> _EXERCISE OBJECTIVE_
From the material beneath, pull every line with the word "Path".
------
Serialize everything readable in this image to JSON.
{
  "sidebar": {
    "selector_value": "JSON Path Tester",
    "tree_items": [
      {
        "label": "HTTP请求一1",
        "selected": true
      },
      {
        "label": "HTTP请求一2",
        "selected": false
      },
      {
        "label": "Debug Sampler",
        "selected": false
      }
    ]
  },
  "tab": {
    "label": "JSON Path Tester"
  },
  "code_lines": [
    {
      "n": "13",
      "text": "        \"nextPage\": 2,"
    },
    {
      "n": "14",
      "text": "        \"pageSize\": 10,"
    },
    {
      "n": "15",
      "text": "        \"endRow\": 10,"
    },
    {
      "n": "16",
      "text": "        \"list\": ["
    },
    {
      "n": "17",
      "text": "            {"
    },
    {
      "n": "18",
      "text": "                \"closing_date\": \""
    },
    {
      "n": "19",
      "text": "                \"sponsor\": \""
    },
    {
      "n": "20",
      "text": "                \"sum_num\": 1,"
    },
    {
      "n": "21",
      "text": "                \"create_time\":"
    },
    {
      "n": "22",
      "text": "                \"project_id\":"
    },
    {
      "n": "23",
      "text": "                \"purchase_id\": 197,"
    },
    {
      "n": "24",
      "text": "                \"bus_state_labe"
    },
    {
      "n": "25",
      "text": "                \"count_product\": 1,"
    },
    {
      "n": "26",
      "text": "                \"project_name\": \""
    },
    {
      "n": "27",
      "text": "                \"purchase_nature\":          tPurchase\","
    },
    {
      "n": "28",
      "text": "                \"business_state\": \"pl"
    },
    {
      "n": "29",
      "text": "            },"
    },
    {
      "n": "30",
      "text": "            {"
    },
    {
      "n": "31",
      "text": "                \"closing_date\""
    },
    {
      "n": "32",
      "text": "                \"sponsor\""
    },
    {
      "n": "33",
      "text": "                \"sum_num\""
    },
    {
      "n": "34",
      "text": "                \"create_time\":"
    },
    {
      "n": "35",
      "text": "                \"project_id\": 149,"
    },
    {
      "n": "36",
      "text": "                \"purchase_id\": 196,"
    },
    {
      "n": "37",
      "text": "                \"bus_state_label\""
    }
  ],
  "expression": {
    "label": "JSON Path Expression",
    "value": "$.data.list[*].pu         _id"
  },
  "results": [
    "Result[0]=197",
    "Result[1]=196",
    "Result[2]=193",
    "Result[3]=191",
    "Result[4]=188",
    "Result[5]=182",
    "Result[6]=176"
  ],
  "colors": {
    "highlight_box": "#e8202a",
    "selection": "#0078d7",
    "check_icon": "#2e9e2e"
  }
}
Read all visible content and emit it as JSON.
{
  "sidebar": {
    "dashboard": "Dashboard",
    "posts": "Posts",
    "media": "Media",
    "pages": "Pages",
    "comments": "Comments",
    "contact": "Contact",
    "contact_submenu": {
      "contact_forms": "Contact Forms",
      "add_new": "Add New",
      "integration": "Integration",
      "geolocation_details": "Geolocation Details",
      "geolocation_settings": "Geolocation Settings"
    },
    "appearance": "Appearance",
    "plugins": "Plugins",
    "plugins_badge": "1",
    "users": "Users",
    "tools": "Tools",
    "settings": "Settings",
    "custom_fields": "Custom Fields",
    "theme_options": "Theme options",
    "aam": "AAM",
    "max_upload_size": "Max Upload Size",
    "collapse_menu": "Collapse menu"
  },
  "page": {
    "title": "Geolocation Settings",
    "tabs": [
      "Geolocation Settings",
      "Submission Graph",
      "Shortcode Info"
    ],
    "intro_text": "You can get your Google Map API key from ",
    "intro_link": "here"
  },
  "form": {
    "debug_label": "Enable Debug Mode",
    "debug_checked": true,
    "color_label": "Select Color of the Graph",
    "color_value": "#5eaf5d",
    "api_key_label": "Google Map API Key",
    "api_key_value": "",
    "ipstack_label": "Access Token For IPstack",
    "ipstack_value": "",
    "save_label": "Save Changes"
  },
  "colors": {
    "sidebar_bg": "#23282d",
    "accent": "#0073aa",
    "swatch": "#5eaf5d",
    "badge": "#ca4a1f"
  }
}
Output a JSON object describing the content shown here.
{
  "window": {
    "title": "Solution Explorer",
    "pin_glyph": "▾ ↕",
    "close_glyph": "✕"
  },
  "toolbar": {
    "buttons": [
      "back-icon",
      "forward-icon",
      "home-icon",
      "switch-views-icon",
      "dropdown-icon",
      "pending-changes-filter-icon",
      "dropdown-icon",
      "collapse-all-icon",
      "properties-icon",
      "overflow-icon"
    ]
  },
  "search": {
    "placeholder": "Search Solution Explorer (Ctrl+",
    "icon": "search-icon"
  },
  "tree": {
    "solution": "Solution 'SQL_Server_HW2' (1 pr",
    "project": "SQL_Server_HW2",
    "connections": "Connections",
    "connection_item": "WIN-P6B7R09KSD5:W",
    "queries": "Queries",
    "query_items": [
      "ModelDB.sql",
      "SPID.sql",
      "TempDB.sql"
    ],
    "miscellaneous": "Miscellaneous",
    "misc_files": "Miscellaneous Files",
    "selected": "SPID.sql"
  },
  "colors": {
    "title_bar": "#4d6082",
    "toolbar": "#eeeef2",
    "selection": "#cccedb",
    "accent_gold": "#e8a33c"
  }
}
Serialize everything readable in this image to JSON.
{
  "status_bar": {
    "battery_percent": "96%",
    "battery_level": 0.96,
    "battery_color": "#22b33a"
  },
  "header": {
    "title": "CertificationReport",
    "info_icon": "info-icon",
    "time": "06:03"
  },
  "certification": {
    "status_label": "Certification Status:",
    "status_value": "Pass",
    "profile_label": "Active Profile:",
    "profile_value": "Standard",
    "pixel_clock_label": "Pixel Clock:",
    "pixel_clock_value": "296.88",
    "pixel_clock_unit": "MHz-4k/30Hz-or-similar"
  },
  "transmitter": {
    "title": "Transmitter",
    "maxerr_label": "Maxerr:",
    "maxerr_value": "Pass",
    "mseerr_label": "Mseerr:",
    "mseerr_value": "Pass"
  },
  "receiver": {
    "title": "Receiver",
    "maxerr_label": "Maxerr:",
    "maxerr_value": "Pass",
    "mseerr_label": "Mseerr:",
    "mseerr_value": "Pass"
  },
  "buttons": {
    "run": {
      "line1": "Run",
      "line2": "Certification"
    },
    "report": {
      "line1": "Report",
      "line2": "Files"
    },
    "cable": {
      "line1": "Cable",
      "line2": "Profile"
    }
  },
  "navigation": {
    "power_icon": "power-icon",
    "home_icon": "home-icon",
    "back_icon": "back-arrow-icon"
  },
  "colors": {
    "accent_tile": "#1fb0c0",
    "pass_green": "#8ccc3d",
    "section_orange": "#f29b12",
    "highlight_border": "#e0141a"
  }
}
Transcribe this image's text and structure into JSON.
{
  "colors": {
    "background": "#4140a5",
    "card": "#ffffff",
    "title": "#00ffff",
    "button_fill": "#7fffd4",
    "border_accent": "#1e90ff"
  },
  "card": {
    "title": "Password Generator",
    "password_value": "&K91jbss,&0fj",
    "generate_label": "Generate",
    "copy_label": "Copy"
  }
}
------
> _REPLY_
    "selector_value": "JSON Path Tester",
    "label": "JSON Path Tester"
    "label": "JSON Path Expression",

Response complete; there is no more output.